Previous columns have described how analog and switched-capacitors filters work and provided a real example of each. Now on to digital filters that process discrete-time digital values, rather than analog signals.
To start, consider a moving average of the Standard-and-Poor’s 500 Index. The Wall Street Journal, for example, uses a 65-day moving average to plot a new point on its chart of value vs. time for each day. The moving average acts like a low-pass filter that smooths price extremes. Because each of the past 65 daily S&P 500 evaluations -- discrete-time samples -- carries equal weight, people call this rectangular, or “box-car,” averaging. Each trading day, a new value moves into the “rectangle” to become the “today” value, and the oldest value gets discarded. The diagram shows the process as values flow through a buffer memory, and undergo multiplications and a summation.
You could add all the values and divide by 65 to get the average, or multiply each value by 1/65 and then add the 65 results. In the latter case, each sample in the moving average would have a coefficient of 0.01538. Finite-impulse-response filters work the same way, but they multiply discrete samples by different coefficients, calculated for a specific set of filter characteristics.
As the current-day value enters this rectangular averaging flow, previous days’ values shift down one position. In this example, coefficients all equal 0.01538. An FIR filter uses the same flow, but with coefficients calculated to meet filter requirements.
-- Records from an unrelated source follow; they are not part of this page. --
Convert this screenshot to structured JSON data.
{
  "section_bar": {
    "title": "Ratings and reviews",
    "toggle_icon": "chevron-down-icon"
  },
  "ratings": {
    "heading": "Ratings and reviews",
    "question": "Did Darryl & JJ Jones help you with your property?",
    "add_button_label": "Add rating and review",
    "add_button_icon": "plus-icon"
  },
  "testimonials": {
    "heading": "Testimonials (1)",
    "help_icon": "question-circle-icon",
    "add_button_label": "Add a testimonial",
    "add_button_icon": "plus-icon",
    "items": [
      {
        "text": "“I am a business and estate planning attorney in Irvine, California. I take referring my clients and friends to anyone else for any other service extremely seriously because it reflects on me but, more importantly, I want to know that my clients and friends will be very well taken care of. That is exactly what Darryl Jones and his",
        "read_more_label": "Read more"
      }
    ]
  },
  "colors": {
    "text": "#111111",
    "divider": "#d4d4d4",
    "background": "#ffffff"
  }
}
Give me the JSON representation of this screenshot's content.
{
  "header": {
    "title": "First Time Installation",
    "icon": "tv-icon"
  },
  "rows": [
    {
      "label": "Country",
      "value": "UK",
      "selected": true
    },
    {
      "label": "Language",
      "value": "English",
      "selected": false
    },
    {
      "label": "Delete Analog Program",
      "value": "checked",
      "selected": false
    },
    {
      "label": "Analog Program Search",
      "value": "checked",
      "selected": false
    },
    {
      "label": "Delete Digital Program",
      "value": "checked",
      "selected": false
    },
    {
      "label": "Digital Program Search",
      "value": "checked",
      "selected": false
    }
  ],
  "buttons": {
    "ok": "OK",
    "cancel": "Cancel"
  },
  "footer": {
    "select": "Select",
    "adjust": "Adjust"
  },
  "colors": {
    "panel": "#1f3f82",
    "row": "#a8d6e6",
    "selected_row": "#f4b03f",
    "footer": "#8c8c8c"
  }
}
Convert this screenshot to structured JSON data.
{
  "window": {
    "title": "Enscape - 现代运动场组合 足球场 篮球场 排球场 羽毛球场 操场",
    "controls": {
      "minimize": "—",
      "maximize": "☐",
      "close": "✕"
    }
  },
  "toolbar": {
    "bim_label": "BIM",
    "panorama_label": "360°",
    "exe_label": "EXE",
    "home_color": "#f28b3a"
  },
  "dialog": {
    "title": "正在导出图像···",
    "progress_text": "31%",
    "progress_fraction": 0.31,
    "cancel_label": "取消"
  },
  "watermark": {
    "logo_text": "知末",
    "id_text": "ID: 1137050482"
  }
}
The name “finite impulse response” arises from how the filter’s output responds to inputs. Say an FIR filter receives varying S&P 500 prices for many days and then the price settles at $50 and remains there. The output of the filter will become constant as soon as the last varying price no longer gets averaged. Thus, a FIR filter has a finite response to a set of data. For the S&P 500 “filter” described above, the filter output becomes $50 after the 65th day. Another type of digital filter, the infinite-impulse filter (IIR), includes feedback paths, so its outputs can change in an infinite number of ways, depending on the feedback values it saves after each set of calculations. An IIR filter has some advantages over its FIR sibling, but I’ll leave that topic for another column.
People use software to implement FIR filters. The incoming values go into a buffer memory, or into registers. Those values get multiplied by coefficients, then added together, and output. Many microcontrollers include signal-processing elements called multiplier-accumulators that increase the speed of filter operations. Although you can use fixed-point math to handle FIR-filter calculations, a floating-point unit (FPU) provides better precision. Years ago I used 8-bit fixed-point math to create an FIR filter and got decent results. Many MCU manufacturers also offer FIR example programs you can use.
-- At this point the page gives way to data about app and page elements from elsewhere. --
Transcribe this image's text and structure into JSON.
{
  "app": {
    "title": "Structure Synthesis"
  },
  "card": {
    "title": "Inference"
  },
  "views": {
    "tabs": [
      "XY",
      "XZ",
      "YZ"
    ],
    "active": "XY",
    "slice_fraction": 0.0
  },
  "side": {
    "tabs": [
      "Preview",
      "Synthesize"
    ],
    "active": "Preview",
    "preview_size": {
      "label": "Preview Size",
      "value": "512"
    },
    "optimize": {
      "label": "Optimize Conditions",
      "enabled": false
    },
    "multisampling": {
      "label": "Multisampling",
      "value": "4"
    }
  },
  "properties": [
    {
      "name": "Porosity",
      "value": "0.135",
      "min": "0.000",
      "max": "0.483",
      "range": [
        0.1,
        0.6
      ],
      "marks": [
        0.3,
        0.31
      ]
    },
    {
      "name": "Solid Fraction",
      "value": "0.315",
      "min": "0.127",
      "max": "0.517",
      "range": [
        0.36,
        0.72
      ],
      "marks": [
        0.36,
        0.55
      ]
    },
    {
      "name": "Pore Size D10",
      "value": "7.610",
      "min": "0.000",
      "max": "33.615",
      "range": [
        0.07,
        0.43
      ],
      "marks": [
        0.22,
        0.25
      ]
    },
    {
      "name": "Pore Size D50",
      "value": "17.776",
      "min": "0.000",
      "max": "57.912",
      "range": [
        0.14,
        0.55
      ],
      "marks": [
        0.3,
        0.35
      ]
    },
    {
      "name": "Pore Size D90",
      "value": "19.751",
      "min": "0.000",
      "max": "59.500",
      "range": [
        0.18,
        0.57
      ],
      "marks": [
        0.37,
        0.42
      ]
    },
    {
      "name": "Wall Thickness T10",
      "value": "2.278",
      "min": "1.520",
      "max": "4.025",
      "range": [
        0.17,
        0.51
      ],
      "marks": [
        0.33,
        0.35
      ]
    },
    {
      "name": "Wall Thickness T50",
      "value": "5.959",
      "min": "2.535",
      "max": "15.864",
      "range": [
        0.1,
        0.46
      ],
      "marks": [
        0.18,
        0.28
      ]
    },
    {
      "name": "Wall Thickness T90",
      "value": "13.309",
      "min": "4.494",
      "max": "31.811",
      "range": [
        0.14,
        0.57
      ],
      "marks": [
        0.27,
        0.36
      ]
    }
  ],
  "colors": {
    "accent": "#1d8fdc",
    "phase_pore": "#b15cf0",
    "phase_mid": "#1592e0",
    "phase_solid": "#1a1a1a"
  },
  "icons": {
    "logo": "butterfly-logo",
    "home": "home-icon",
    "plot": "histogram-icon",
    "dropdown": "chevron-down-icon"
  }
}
The next column will describe where the FIR-filter coefficients come from and how you use them to create a filter in software.
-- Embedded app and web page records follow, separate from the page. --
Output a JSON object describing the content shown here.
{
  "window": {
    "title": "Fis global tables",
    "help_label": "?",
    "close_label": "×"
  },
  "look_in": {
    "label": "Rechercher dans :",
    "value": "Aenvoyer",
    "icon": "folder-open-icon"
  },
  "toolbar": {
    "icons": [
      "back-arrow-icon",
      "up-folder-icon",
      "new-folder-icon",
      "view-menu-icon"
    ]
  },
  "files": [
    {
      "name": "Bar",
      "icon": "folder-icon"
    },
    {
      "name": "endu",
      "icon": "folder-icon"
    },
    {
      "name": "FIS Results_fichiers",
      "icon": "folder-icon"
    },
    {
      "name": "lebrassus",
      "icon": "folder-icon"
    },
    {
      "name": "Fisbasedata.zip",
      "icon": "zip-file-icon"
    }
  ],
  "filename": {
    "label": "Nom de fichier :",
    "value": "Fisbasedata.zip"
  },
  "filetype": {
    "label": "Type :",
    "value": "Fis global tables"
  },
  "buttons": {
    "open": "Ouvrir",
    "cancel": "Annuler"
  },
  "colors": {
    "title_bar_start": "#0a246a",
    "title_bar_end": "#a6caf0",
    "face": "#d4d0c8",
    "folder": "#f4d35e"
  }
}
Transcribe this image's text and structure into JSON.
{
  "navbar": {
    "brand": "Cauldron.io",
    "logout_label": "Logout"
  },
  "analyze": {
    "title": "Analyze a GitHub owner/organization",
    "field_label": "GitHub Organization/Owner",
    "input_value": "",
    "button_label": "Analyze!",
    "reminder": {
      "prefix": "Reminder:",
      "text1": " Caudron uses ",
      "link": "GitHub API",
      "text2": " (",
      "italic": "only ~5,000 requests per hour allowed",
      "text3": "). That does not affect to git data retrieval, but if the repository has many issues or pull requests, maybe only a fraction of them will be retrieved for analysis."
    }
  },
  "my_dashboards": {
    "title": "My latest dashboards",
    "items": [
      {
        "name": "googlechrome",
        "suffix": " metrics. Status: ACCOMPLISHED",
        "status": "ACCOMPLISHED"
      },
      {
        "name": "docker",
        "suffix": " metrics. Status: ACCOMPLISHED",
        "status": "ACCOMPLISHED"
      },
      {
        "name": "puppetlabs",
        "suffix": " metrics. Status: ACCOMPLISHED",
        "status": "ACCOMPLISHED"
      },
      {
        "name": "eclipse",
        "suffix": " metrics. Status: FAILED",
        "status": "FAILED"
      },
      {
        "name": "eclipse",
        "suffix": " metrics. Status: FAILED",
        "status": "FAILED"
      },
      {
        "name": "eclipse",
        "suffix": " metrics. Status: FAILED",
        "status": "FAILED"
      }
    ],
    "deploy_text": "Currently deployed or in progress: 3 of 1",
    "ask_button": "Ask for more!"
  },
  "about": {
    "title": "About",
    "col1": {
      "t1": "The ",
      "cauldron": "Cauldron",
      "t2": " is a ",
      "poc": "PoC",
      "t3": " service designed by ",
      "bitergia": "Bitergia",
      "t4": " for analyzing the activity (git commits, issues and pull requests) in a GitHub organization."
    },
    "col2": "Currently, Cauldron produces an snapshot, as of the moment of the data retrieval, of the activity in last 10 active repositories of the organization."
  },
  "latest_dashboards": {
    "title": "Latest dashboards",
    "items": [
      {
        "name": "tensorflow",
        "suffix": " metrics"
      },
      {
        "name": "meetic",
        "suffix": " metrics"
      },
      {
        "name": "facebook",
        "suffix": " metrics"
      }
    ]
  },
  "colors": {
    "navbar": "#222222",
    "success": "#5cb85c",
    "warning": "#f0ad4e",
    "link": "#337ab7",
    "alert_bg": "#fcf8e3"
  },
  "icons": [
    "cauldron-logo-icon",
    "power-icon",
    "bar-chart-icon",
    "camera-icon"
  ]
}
For more information:
Lyons, Richard G. “Understanding Digital Signal Processing,” 2nd ed., Prentice-Hall, 2004. ISBN: 978-0-13-108989-1.
Castor-Perry, Kendall, "Analyze FIR Filters Using High-School Math."